[Items from a dataset]
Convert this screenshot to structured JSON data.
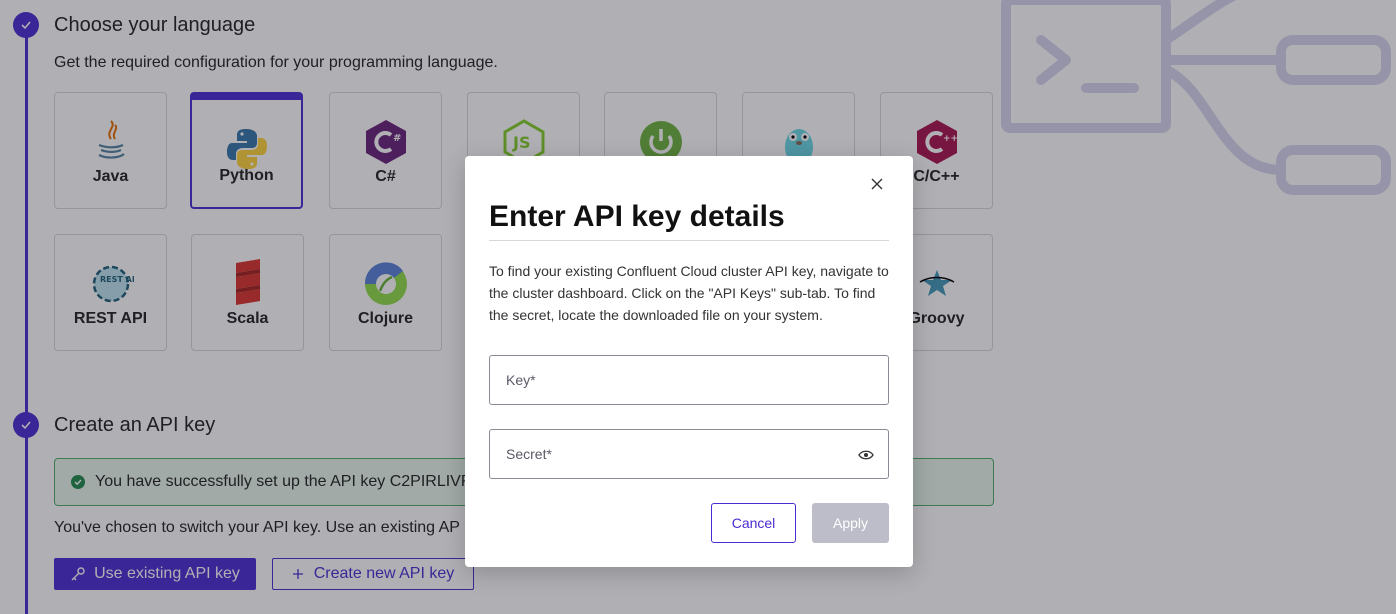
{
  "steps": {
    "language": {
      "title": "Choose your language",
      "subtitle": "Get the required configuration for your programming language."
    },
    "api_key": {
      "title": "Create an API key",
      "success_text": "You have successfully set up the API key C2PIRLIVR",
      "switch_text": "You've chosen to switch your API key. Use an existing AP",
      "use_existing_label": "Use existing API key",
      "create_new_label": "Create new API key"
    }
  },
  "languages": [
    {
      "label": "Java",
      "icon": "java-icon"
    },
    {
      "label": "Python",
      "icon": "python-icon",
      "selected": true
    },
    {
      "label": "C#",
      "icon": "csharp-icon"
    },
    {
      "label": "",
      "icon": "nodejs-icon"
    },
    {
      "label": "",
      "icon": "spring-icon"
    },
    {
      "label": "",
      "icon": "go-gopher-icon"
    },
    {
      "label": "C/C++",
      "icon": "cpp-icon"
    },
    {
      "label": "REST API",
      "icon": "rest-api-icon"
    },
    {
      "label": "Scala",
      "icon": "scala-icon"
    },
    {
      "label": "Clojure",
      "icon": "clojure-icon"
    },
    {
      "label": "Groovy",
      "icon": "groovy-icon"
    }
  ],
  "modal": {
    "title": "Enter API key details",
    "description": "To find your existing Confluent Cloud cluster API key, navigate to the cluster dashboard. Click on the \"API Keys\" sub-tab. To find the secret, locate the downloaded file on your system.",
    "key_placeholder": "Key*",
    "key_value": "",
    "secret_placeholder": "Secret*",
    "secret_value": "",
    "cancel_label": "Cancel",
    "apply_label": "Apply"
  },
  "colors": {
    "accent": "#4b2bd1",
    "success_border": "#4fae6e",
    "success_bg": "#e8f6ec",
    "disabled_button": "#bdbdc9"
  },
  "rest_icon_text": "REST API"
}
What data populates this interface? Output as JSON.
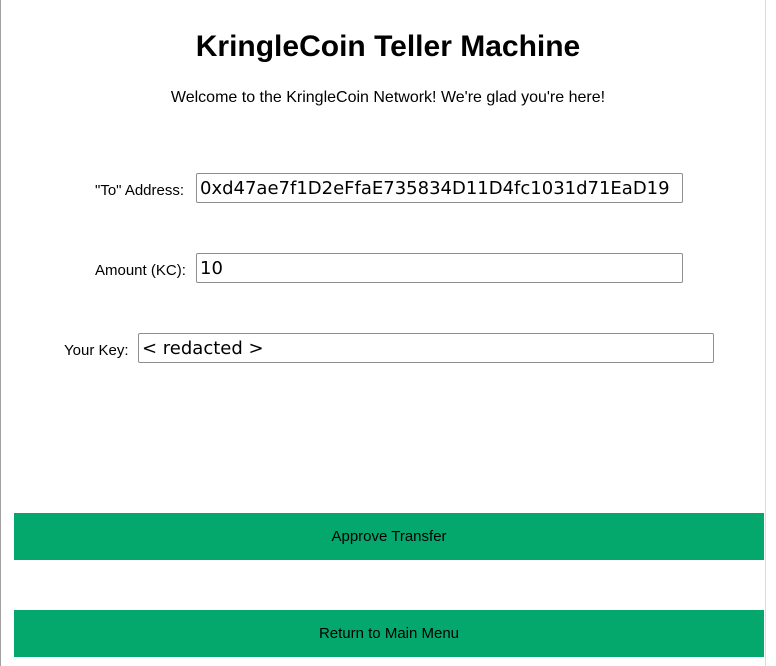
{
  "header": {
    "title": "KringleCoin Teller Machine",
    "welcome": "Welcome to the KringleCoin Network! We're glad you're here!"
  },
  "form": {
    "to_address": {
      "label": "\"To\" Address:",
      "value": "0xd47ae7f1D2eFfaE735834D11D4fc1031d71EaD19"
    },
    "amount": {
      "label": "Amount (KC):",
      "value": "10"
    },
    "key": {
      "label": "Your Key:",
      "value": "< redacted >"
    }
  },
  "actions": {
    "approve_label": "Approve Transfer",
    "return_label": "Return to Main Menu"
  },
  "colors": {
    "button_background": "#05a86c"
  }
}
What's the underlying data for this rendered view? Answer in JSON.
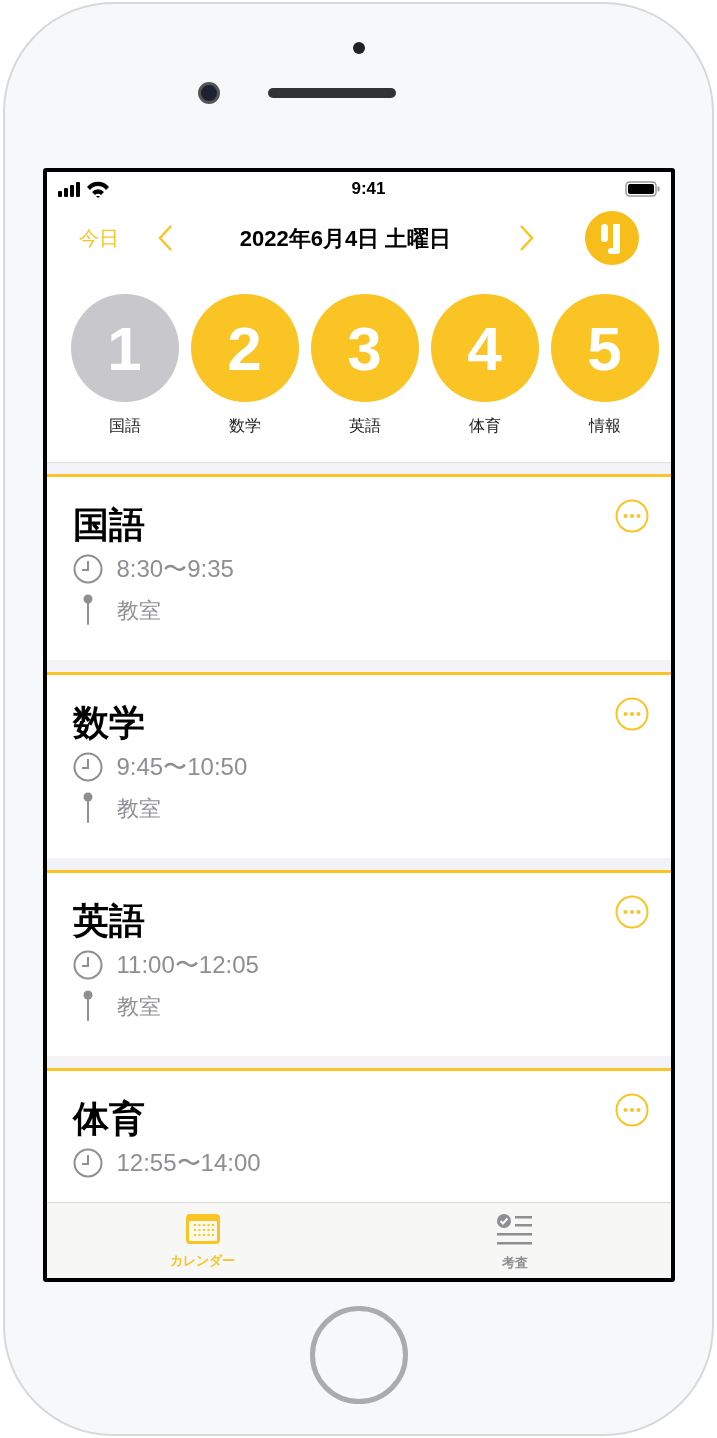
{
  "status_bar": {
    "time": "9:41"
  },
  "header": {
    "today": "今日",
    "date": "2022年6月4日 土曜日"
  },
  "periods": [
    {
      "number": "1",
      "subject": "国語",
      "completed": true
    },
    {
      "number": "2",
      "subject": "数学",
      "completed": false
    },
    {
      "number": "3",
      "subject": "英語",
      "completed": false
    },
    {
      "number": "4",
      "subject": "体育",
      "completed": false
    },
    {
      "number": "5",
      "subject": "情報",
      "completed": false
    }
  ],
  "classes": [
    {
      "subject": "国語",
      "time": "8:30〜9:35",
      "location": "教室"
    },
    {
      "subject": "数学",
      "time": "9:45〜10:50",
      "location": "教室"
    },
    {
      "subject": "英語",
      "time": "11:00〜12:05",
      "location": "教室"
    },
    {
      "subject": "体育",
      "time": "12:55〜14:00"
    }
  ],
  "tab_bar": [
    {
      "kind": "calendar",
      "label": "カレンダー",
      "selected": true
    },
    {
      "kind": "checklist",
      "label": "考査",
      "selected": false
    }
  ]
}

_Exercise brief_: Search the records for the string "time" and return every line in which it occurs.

_Reply to the task_:
    "time": "9:41"
      "time": "8:30〜9:35",
      "time": "9:45〜10:50",
      "time": "11:00〜12:05",
      "time": "12:55〜14:00"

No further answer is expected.